Will the U.S. Default On Its Debt … Even If It Raises the Debt Ceiling?
July 14, 2011
Many in Washington are warning that – unless a compromise to raise the debt ceiling is reached – the U.S will default on its debt.
Moody’s has put the U.S. on a credit review for a possible downgrade due to the failure to reach a debt ceiling agreement.
Standard and Poor’s said earlier this month that it would likely consider the Greek bailout plan to be a default. And see this.
But the American situation is different – both because we are the world’s largest economy and because raising the debt ceiling is different from the Greek plan.
Hopefully. But as Zero Hedge notes:
China Daily has just reported that according to the notorious … Dagong rating agency, ”The US’ sovereign credit rating is likely to be downgraded regardless of whether the US Congress reaches an agreement on raising its statutory debt limit. “If the debt limit is raised and the public debt continues to grow, it will further damage the US’ debt-paying ability, which is a key factor in Dagong’s evaluation, and we will consider lowering its ratings accordingly,” said Guan Jianzhong, chairman and CEO of Dagong. “If the raised limit fails to pass and the US faces default, the rating will be immediately and substantially downgraded,” he said.
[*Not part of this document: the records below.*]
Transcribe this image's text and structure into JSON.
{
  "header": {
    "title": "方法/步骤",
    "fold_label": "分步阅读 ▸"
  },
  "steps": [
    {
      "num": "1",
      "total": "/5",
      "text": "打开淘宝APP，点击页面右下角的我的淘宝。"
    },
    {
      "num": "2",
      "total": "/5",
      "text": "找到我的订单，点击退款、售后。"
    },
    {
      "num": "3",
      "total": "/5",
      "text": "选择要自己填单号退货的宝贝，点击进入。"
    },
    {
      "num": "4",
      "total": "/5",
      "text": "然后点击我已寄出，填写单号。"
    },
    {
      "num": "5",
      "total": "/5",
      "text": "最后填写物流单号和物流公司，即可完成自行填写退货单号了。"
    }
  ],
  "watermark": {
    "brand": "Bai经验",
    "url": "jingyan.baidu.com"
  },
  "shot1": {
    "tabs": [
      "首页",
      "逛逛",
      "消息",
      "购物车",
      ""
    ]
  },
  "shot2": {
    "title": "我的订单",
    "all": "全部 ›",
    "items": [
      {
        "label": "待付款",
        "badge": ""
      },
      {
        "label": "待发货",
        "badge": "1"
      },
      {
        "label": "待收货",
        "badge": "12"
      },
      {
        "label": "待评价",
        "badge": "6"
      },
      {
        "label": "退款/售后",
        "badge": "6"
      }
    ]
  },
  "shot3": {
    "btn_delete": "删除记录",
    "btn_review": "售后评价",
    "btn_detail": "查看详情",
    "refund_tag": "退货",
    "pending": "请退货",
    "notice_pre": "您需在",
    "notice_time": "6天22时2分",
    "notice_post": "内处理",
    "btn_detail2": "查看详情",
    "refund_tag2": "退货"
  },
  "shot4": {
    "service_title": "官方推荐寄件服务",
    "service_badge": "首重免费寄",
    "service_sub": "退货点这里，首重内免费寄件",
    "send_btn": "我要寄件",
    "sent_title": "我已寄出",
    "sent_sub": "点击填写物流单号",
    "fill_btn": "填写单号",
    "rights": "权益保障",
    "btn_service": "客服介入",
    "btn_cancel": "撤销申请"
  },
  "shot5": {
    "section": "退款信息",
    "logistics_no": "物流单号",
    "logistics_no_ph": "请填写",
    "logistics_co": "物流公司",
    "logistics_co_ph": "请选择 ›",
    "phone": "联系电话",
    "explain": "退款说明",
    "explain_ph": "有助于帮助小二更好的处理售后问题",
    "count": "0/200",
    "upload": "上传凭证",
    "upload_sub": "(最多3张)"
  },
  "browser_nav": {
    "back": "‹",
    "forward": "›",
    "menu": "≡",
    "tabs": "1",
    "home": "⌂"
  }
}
According to Guan, the downgrading is really just “a matter of time and extent”.